The Arizona Republican and co-author of the McCain-Feingold campaign finance reform law called the FEC "disgraceful and despicable in its conduct" for allowing independent groups to exploit the Section 527 tax designation and raise millions of donations in soft money….

Mr. McCain said commission Vice Chairman Ellen Weintraub is an "apparatchik" of the Democratic Party and that Chairman Bradley Smith, a Republican appointee, does not believe in the McCain-Feingold campaign finance reform, so both "should resign because they refuse to enforce the law."

Whole thing here. McCain's knickers are in a twist because his vaunted attempt at "campaign finance reform"--a.k.a. abridging the First Amendment--has failed miserably. Like all previous attempts to "keep the money out of politics," "level the playing field," blah blah blah, McCain-Feingold was a bust before it even got underway. McCain's just trying to shoot the messenger on this one. More pathetically still, he's even playing the shame card:

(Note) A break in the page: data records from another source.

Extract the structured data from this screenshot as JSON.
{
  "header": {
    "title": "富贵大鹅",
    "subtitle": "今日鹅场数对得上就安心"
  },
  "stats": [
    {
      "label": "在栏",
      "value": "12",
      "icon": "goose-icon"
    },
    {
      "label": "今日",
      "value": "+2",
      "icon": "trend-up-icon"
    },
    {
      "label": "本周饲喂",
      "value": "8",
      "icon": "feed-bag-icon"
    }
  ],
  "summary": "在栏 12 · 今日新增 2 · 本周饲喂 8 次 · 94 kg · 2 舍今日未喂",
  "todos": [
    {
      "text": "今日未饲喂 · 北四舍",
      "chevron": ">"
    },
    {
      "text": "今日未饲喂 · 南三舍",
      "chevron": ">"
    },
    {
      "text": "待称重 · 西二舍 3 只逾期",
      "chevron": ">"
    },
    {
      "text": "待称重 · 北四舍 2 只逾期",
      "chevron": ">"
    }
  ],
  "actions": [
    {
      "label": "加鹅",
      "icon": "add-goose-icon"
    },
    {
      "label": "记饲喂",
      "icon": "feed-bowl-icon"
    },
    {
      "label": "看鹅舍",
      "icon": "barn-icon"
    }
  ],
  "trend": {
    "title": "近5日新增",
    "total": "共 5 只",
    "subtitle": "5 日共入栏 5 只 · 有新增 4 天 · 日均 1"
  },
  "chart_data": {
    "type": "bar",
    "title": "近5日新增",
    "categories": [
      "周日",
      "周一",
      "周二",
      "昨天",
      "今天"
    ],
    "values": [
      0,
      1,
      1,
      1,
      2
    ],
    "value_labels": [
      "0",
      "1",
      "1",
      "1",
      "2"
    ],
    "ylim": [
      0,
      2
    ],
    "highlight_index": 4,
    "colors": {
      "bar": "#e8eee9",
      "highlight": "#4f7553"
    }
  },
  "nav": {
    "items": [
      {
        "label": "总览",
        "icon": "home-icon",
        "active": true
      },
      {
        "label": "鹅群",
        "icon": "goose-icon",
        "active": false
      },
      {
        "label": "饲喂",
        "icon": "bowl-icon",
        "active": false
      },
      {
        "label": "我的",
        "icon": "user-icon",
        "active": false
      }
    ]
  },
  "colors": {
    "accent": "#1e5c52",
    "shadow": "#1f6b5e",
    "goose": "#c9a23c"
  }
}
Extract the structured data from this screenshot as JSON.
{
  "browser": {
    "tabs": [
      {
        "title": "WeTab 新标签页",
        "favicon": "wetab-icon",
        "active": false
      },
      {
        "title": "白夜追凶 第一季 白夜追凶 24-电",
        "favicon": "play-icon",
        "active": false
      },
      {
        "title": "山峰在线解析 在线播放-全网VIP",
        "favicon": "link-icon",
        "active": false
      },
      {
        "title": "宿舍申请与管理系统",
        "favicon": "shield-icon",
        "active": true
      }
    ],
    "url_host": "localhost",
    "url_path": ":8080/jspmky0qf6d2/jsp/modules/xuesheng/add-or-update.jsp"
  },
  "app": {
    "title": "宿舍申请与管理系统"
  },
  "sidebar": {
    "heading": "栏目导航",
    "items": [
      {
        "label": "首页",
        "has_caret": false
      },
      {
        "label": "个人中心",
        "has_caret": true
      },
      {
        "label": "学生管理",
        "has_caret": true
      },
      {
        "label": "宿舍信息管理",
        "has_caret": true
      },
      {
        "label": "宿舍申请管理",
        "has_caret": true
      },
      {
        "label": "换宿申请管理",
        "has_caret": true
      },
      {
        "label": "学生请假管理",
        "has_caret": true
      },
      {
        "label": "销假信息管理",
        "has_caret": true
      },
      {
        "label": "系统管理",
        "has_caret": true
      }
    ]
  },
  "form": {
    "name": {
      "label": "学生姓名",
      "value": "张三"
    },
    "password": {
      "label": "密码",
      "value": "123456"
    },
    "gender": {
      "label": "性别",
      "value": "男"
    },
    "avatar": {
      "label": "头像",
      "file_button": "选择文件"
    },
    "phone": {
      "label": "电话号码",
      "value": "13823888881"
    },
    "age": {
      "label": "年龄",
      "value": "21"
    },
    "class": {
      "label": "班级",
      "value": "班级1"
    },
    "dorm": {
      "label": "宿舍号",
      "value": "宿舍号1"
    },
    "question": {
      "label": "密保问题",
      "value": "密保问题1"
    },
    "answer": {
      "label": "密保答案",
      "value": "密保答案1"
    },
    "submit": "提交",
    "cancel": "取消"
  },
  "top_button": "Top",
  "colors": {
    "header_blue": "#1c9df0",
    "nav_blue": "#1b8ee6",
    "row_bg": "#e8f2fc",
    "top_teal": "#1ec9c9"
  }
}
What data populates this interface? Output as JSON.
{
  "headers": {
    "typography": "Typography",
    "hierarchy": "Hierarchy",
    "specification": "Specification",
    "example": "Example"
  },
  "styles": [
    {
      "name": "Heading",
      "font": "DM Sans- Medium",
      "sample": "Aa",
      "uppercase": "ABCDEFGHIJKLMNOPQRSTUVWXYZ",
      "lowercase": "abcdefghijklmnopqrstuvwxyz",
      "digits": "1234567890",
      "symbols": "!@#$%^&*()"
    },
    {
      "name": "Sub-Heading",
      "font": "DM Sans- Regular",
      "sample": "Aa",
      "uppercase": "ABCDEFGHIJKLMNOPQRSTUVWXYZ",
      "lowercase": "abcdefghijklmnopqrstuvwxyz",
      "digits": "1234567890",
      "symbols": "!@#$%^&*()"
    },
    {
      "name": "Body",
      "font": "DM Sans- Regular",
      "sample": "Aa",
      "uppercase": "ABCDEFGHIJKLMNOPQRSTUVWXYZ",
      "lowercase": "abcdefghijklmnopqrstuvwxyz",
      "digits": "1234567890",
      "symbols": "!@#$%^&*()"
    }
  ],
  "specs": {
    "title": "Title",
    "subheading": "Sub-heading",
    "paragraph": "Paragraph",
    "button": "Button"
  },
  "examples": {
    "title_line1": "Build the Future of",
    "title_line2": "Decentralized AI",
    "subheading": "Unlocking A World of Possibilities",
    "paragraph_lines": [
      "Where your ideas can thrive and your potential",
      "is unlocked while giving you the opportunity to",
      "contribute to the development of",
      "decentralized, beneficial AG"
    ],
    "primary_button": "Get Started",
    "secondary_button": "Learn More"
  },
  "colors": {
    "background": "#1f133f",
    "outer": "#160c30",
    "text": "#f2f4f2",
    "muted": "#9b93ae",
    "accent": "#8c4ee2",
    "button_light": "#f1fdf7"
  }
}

"I say shame on you, Mr. Soros, and shame on all of the people who are funding these, both from the Republican side as well as the Democrat side," Mr. McCain said. "We're not trying to shut you up. We're saying live by the same rules. In other words, the hard money that funds my campaign," Mr. McCain said.

Hey, shame on you, Sen. McCain! Since when did more political speech become a bad thing? When it's no longer under the direct control of Democrats and Republicans? While I disagree with George Soros on just about everything outside of some aspects of drug policy, his billions have helped energize the political debate. And so have the relatively paltry dollars spent by the Swift Boat Veterans for Truth. We know politics is show biz for ugly people. Now we're learning that it's show biz for apoplectic control freaks.

Reason interviewed FEC chair Bradley Smith here and here.